- Martin Luther King, Jr. never went around saying “I have a nightmare…” He said he had a dream, and it was an uncomfortable dream for some. (Jonathan Foley)
- All solutions need to be worked on, in place, as time is short and the global approach fails to capture regional variation (Land Use & Oceans session)
- This is a sprint, not a marathon
- Drawdown needs to include more resilience – and resilience needs to be redefined
- People don’t really have a problem with the science, or religion – it’s political polarization (Dr. Katharine Hayhoe)
- How do we connect science to hearts? We have to talk about it. We do this by bonding over values and activities we share. (Dr. Katharine Hayhoe)
- Solutions give us hope
President Barron also shared a quote from President John F. Kennedy – he wanted us to hear the full quote from one of JFK’s statements when the United States was going to the Moon, and think about the connections to what we are facing now with global warming (in other words, replace “going to the Moon” with “tackling climate change”):
We choose to go to the moon.

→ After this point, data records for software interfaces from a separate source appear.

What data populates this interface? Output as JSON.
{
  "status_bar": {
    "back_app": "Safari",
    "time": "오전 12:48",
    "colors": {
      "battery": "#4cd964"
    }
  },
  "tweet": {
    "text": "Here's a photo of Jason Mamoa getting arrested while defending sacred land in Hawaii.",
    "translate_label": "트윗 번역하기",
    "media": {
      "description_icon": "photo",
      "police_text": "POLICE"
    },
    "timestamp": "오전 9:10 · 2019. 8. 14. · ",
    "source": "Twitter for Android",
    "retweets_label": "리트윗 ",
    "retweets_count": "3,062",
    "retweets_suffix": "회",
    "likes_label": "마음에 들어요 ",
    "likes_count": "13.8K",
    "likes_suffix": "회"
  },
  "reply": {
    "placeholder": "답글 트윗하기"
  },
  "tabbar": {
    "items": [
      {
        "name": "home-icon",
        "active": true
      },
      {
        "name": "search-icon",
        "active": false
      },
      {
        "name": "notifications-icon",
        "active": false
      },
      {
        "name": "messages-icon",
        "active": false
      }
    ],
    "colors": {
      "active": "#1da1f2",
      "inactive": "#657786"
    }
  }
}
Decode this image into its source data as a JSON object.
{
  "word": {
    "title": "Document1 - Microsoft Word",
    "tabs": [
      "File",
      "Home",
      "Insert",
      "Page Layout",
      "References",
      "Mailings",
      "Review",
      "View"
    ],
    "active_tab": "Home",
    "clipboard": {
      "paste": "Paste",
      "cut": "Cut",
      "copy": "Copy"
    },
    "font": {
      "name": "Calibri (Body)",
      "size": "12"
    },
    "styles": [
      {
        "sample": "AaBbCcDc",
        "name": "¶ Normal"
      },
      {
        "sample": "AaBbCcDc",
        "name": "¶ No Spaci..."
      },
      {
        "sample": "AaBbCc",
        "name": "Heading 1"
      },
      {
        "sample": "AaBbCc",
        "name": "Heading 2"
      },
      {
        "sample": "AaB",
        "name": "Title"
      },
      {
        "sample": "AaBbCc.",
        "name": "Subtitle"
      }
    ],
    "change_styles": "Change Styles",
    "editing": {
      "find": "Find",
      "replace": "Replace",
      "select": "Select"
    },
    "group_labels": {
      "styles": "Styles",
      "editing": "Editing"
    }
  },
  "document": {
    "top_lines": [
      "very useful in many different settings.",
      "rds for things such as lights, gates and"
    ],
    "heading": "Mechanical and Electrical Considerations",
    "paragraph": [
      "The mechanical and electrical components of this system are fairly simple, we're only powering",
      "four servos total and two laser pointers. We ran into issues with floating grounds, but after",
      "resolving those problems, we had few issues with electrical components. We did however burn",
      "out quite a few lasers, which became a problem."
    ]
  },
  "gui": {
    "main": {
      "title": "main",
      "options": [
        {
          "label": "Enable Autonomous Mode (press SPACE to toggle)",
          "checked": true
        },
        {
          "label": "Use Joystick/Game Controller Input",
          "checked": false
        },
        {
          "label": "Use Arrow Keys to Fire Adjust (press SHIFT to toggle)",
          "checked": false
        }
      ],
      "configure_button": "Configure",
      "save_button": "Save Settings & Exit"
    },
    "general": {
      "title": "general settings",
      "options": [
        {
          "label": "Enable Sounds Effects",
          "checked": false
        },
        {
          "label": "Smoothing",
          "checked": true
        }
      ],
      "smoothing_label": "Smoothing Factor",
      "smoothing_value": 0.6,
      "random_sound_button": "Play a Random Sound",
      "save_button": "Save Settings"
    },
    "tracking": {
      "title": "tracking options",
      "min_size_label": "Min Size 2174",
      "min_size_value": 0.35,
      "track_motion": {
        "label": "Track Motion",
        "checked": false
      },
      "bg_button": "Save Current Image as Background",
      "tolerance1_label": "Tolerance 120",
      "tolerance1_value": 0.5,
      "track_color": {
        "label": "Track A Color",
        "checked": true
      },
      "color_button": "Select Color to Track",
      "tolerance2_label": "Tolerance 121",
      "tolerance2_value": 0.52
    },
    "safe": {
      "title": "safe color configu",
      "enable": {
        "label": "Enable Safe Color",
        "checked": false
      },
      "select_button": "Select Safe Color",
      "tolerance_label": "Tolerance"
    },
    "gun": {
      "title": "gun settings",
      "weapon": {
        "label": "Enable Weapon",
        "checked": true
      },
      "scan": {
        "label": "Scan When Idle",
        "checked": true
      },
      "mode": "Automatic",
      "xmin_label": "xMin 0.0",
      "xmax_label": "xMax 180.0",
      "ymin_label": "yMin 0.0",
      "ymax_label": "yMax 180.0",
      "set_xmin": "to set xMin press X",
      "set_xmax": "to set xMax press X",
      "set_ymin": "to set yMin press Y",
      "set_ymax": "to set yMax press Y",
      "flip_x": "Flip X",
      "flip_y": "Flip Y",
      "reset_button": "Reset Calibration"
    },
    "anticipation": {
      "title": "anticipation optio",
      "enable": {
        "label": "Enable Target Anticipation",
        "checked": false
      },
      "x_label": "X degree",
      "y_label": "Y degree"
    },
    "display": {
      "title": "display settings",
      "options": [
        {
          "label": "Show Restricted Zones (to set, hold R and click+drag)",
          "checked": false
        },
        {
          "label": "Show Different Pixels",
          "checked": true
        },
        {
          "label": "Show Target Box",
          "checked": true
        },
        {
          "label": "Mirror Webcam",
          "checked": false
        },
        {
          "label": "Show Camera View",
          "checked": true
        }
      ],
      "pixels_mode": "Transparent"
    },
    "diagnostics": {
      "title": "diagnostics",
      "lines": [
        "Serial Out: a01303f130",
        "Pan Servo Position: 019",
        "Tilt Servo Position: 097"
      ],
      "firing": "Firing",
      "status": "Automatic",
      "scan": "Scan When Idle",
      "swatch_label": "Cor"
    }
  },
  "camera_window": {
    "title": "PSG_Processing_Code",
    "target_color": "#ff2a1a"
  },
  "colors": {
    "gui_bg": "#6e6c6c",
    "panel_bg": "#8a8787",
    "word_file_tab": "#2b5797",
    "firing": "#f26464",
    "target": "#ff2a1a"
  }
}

We choose to go to the moon in this decade and do the other things, not because they are easy, but because they are hard, because that goal will serve to organize and measure the best of our energies and skills, because that challenge is one that we are willing to accept, one we are unwilling to postpone, and one which we intend to win, and the others, too. — Address at Rice University on the Nation’s Space Effort, September 12, 1962, John F. Kennedy Presidential Library and Museum
One really unique part of this conference was that there were two tracks to submit abstracts – the research track, and the artist track. There was a nice collection of artistic pieces that reflected drawdown solutions. I even presented my quilt on the Drawdown sectors (the first time I’ve ever been listed in a conference program under “fine arts”!). The most powerful piece was a multigenerational performce of the science of drawdown through music, dance, and storytelling – if you want to be inspired, click on and view The World I Want To See.
For those interested in learning more on what schools and communities can do about climate change, you may want to register for the free online viewing option of the Drawdown Learn Conference, hosted by the Omega Institute, October 18-20, 2019.
I’ll end this blog post with some of the comments by Dr. Justin Schwartz, Dean of the College of Engineering at Penn State University, as his comments really resonated with me and all that I do with students, in his lunchtime keynote titled Inspiring Change, Impacting Tomorrow: Empowering the Next Generation to Save Our Species:
- Implementation requires acceptance by the general public
- Cultural transformations have to be the ultimate goal of implementation
- We must give hope that is grounded in reality
- We must get today’s students to a place where they can contribute
- People can be a catalyst for change in small and meaningful ways
- We must empower the next generations
- Let’s get to work